- **WHAT IS NEEDED**: Every line that contains "selected" must be located and copied from the data.
-- DATA TO EXAMINE follows --
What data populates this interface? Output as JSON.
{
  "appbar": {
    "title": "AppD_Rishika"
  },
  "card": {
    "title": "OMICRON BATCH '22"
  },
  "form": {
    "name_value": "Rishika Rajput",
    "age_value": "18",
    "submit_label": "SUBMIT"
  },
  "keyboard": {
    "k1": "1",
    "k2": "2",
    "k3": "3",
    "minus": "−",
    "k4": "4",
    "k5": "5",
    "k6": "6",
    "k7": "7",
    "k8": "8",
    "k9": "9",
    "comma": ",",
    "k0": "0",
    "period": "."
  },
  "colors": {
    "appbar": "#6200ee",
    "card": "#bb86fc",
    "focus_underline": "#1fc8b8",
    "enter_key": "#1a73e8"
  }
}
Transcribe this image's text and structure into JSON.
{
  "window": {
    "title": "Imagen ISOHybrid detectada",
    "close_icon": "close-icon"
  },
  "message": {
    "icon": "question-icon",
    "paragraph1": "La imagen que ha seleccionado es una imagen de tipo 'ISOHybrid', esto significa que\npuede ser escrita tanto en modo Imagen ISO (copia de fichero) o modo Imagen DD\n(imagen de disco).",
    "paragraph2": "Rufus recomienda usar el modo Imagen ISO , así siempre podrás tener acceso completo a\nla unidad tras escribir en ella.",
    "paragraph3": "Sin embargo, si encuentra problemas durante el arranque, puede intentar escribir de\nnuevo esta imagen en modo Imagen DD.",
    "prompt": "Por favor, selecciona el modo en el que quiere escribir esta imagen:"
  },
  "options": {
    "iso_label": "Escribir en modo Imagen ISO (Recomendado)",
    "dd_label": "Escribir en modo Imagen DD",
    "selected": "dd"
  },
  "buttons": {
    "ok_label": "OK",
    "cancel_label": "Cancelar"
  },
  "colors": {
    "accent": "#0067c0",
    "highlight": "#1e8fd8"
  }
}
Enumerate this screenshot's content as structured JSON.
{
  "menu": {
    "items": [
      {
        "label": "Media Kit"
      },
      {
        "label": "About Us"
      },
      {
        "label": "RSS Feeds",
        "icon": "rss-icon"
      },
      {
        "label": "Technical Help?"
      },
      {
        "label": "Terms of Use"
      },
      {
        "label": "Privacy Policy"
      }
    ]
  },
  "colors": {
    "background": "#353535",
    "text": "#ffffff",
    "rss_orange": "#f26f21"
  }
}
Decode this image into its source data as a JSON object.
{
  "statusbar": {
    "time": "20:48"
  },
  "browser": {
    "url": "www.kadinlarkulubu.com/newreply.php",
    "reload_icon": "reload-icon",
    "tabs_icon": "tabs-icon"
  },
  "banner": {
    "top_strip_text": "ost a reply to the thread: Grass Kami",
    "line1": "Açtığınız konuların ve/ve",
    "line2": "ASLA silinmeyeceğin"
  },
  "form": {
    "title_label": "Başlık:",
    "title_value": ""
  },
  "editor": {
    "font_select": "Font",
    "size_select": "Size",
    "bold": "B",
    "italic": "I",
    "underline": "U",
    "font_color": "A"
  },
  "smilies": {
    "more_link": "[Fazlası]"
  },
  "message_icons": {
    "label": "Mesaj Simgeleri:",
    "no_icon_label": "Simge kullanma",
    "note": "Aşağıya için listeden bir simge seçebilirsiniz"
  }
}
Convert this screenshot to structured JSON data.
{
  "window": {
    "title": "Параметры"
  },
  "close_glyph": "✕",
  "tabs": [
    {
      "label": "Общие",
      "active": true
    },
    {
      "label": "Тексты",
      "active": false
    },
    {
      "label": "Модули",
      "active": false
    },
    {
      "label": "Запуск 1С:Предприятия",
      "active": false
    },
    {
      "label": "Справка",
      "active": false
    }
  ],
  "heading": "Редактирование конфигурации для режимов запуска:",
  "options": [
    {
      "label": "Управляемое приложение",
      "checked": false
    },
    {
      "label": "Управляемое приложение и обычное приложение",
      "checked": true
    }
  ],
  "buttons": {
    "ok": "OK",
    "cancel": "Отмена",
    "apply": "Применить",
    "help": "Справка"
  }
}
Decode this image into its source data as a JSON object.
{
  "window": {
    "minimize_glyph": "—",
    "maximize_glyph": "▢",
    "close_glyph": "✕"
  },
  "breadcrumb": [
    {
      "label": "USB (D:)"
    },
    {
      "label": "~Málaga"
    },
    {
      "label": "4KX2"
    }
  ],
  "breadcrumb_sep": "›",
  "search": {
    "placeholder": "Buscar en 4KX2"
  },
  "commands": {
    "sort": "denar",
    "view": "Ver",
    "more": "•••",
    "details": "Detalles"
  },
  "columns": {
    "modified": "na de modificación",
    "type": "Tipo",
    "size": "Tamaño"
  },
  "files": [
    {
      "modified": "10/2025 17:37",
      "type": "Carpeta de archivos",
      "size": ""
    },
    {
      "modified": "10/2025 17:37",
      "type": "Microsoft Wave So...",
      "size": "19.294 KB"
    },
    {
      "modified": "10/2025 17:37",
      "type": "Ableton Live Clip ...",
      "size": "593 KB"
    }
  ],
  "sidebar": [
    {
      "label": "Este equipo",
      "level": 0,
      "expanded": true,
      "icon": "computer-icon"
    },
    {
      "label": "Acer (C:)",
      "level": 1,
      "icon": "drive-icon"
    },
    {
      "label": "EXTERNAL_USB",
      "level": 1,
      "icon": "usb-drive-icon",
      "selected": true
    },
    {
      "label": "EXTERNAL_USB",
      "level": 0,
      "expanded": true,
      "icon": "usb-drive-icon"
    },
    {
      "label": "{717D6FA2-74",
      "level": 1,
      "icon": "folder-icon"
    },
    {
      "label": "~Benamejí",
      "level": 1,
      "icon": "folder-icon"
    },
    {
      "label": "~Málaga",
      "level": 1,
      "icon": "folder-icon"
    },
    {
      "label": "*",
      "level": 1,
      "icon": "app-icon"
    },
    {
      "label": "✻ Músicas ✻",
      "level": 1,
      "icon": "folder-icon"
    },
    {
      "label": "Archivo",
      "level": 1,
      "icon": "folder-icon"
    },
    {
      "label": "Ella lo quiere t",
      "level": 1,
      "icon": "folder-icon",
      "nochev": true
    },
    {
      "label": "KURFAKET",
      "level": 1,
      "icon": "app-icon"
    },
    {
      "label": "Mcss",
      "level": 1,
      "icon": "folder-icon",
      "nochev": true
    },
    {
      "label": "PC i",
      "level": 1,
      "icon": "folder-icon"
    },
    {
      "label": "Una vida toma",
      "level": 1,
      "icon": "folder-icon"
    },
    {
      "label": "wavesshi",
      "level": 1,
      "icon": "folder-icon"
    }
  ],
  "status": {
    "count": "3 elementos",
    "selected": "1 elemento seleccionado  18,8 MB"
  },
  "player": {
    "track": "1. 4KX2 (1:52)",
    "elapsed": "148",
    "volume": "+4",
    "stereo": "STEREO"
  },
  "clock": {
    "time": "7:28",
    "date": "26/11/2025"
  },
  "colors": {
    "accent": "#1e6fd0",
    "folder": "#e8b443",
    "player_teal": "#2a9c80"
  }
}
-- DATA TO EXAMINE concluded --
- **OUTPUT**:
    "selected": "dd"
      "selected": true
    "selected": "1 elemento seleccionado  18,8 MB"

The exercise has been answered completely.